--- START ---

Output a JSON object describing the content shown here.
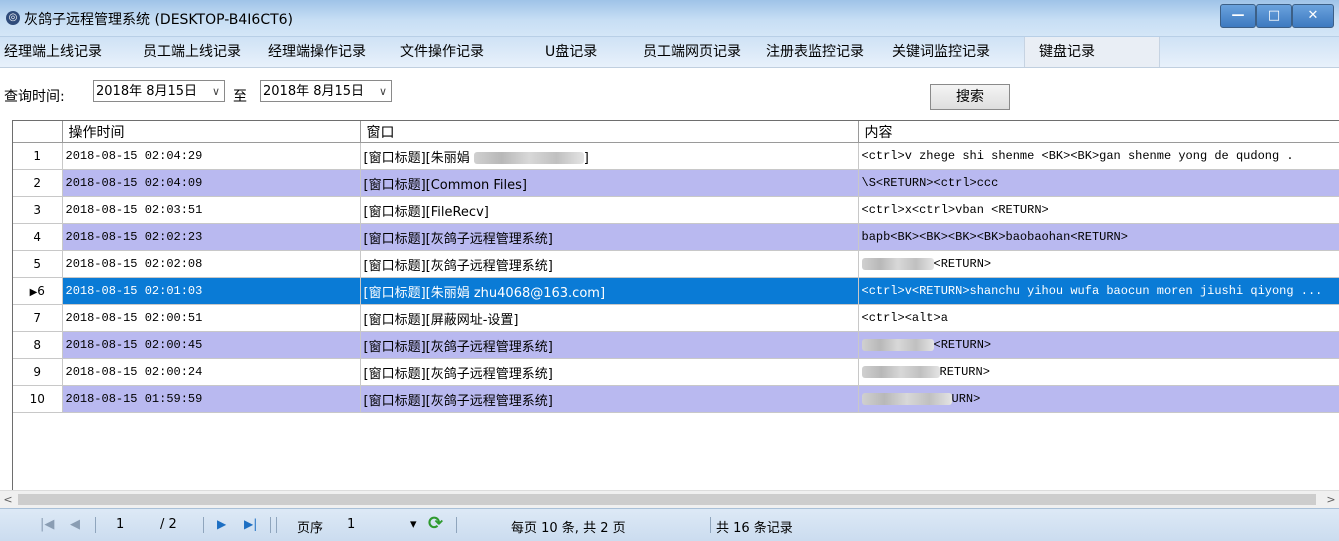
{
  "window": {
    "title": "灰鸽子远程管理系统 (DESKTOP-B4I6CT6)",
    "minimize": "—",
    "maximize": "□",
    "close": "✕"
  },
  "tabs": [
    {
      "label": "经理端上线记录"
    },
    {
      "label": "员工端上线记录"
    },
    {
      "label": "经理端操作记录"
    },
    {
      "label": "文件操作记录"
    },
    {
      "label": "U盘记录"
    },
    {
      "label": "员工端网页记录"
    },
    {
      "label": "注册表监控记录"
    },
    {
      "label": "关键词监控记录"
    },
    {
      "label": "键盘记录"
    }
  ],
  "filter": {
    "query_label": "查询时间:",
    "date_from": "2018年 8月15日",
    "to_label": "至",
    "date_to": "2018年 8月15日",
    "search_label": "搜索"
  },
  "table": {
    "columns": [
      "操作时间",
      "窗口",
      "内容"
    ],
    "rows": [
      {
        "n": "1",
        "time": "2018-08-15 02:04:29",
        "win_pre": "[窗口标题][朱丽娟",
        "win_post": "]",
        "content": "<ctrl>v zhege shi shenme <BK><BK>gan shenme yong de qudong ."
      },
      {
        "n": "2",
        "time": "2018-08-15 02:04:09",
        "win_pre": "[窗口标题][Common Files]",
        "win_post": "",
        "content": "\\S<RETURN><ctrl>ccc"
      },
      {
        "n": "3",
        "time": "2018-08-15 02:03:51",
        "win_pre": "[窗口标题][FileRecv]",
        "win_post": "",
        "content": "<ctrl>x<ctrl>vban <RETURN>"
      },
      {
        "n": "4",
        "time": "2018-08-15 02:02:23",
        "win_pre": "[窗口标题][灰鸽子远程管理系统]",
        "win_post": "",
        "content": "bapb<BK><BK><BK><BK>baobaohan<RETURN>"
      },
      {
        "n": "5",
        "time": "2018-08-15 02:02:08",
        "win_pre": "[窗口标题][灰鸽子远程管理系统]",
        "win_post": "",
        "content": "<RETURN>"
      },
      {
        "n": "6",
        "time": "2018-08-15 02:01:03",
        "win_pre": "[窗口标题][朱丽娟 zhu4068@163.com]",
        "win_post": "",
        "content": "<ctrl>v<RETURN>shanchu yihou wufa baocun  moren jiushi qiyong ..."
      },
      {
        "n": "7",
        "time": "2018-08-15 02:00:51",
        "win_pre": "[窗口标题][屏蔽网址-设置]",
        "win_post": "",
        "content": "<ctrl><alt>a"
      },
      {
        "n": "8",
        "time": "2018-08-15 02:00:45",
        "win_pre": "[窗口标题][灰鸽子远程管理系统]",
        "win_post": "",
        "content": "<RETURN>"
      },
      {
        "n": "9",
        "time": "2018-08-15 02:00:24",
        "win_pre": "[窗口标题][灰鸽子远程管理系统]",
        "win_post": "",
        "content": "RETURN>"
      },
      {
        "n": "10",
        "time": "2018-08-15 01:59:59",
        "win_pre": "[窗口标题][灰鸽子远程管理系统]",
        "win_post": "",
        "content": "URN>"
      }
    ]
  },
  "pager": {
    "first": "|◀",
    "prev": "◀",
    "current_page": "1",
    "total_pages": "/ 2",
    "next": "▶",
    "last": "▶|",
    "page_label": "页序",
    "page_select": "1",
    "page_select_arrow": "▾",
    "refresh": "⟳",
    "per_page": "每页 10 条, 共 2 页",
    "total": "共 16 条记录"
  },
  "scroll": {
    "left": "<",
    "right": ">"
  },
  "colors": {
    "alt_row": "#b9b9f0",
    "selected_row": "#0a7bd6"
  }
}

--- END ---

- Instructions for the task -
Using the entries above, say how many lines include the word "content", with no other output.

- Solution -
11